1. The responsibility for compliance with applicable regulations concerning rDNA or infectious agents used in research rests with the Vice President for Research. The Vice President for Research shall be assisted in the discharge of this responsibility by the IBC.
2. When the institution participates in or sponsors rDNA research involving human subjects, the institution must ensure that (a) the IBC has adequate expertise and training (using ad hoc consultants as deemed necessary) and (b) all aspects of applicable sections of the NIH Guidelines regarding experiments involving the deliberate "gene transfer" derived from rDNA into one or more human subjects have been appropriately addressed by the Principal Investigator prior to submission to NIH/ORDA.
1. The IBC is the principal advisory group to the Vice President for Research on the use of rDNA and infectious agents in research. It is the appropriate body to oversee the resolution of concerns involving the use of rDNA and potentially hazardous biological materials brought to the attention of the committee.
2. In accordance with NIH Guidelines and University policy, the Committee shall consist of no fewer than five members, so selected that they collectively have experience and expertise in rDNA technology and the capability to assess the safety of rDNA and infectious agent research and to identify any potential risk to the public health or the environment. At least two members shall not be affiliated with the University and shall represent the interests of the surrounding community with respect to health and protection of the environment. Because Tulane University conducts rDNA research with physical containment at Biosafety Level 3, the IBC shall also include the Biological Safety Officer as a member.
3. No member of the IBC may be involved in the review or approval of a project in which he/she is, has been, or expects to be engaged.
4. The IBC reviews and monitors the use of rDNA and research with infectious agents. Specific responsibilities include the following: a) Assessment of the containment levels required by the NIH Guidelines and University policy. b) Assessment of the facilities, procedures, practices, and training and expertise of personnel involved in research. c) Assurance of compliance with all surveillance data reporting and adverse event reporting required by NIH Guidelines. d) Notification to Principal Investigators of the results of the IBC's review and approval. e) Adoption of emergency plans covering accidental spills and personnel contamination resulting from rDNA or infectious agent research. f) Reporting of any significant problems with or violations of the NIH Guidelines and any significant research related accidents or illnesses to the Vice President for Research and NIH/OBA within 30 days unless the IBC determines that a report has already been filed by the Principal Investigator. g) Review of infectious agents (animal and human viruses, prions, bacteria, parasitic agents and fungi) classified in Risk Groups 2, 3, and 4.
1. Performance of periodic inspections to ensure that laboratory standards are rigorously followed.
2. Consultation with the IBC to plan, develop and conduct training on biological safety practices and procedures relating to rDNA, infectious agents and potentially hazardous biological materials.
3. Report to the IBC any significant problems, violations of the NIH Guidelines, and any significant research related accidents or illnesses of which the BSO becomes aware, unless the BSO determines that report has already been filed by the Principal Investigator.
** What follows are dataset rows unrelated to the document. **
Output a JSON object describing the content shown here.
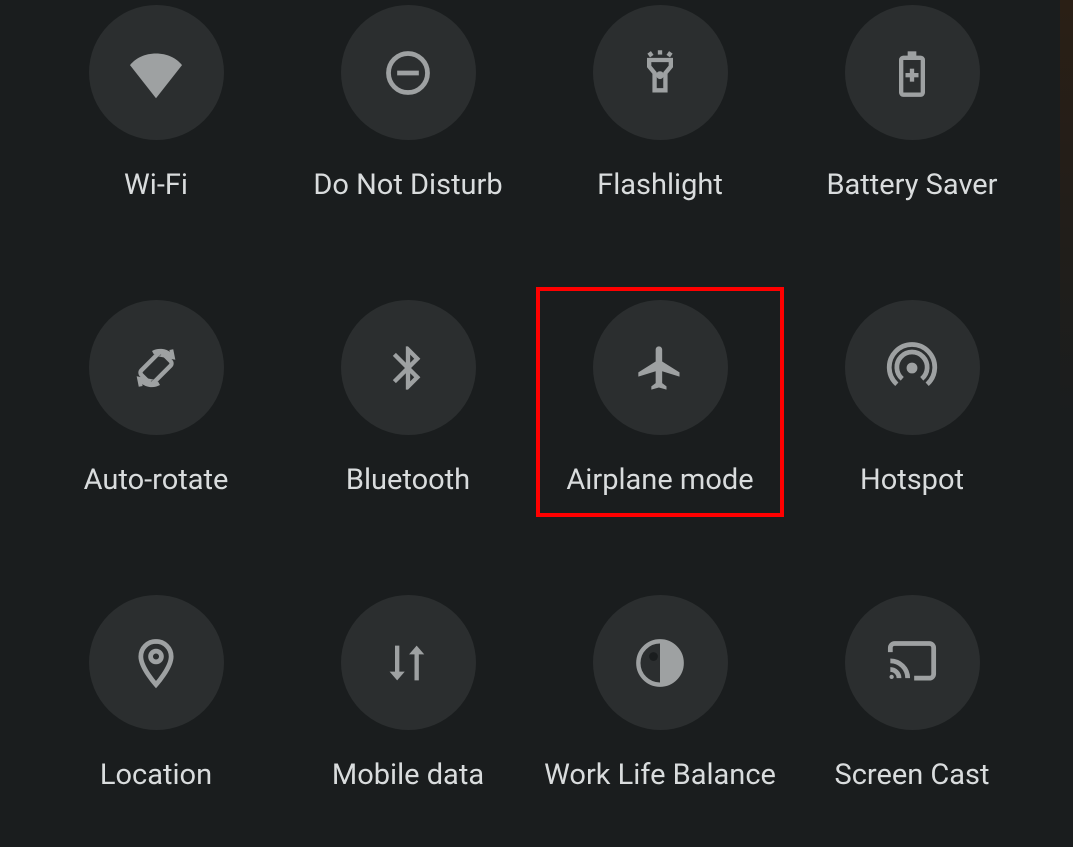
{
  "tiles": [
    {
      "id": "wifi",
      "label": "Wi-Fi",
      "icon": "wifi-icon"
    },
    {
      "id": "dnd",
      "label": "Do Not Disturb",
      "icon": "dnd-icon"
    },
    {
      "id": "flashlight",
      "label": "Flashlight",
      "icon": "flashlight-icon"
    },
    {
      "id": "battery-saver",
      "label": "Battery Saver",
      "icon": "battery-saver-icon"
    },
    {
      "id": "auto-rotate",
      "label": "Auto-rotate",
      "icon": "auto-rotate-icon"
    },
    {
      "id": "bluetooth",
      "label": "Bluetooth",
      "icon": "bluetooth-icon"
    },
    {
      "id": "airplane-mode",
      "label": "Airplane mode",
      "icon": "airplane-icon",
      "highlighted": true
    },
    {
      "id": "hotspot",
      "label": "Hotspot",
      "icon": "hotspot-icon"
    },
    {
      "id": "location",
      "label": "Location",
      "icon": "location-icon"
    },
    {
      "id": "mobile-data",
      "label": "Mobile data",
      "icon": "mobile-data-icon"
    },
    {
      "id": "work-life-balance",
      "label": "Work Life Balance",
      "icon": "work-life-balance-icon"
    },
    {
      "id": "screen-cast",
      "label": "Screen Cast",
      "icon": "screen-cast-icon"
    }
  ],
  "colors": {
    "background": "#1a1d1e",
    "tile_circle": "#2b2e2f",
    "icon": "#9ea1a2",
    "text": "#d9dcdd",
    "highlight_border": "#ff0000"
  }
}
4, Develop and implement emergency plans for handling spills and personnel contamination, and investigating laboratory accidents involving rDNA, infectious agents and potentially hazardous biological materials.
5. Provide advice on laboratory security.
6. Implement decisions of the IBC.
The Principal Investigator is responsible for full compliance with the policies, practices and procedures set forth under federal guidelines and by the University. This responsibility extends to all aspects of biological safety involving the environment and all individuals who enter or work in the Principal Investigator 's laboratory or collaborate in carrying out the research. Although the Principal Investigator may choose to delegate aspects of the biological safety program to other laboratory personnel or faculty in his/her laboratory, the Principal Investigator retains ultimate responsibility and is accountable for all activities occurring in his/her laboratory.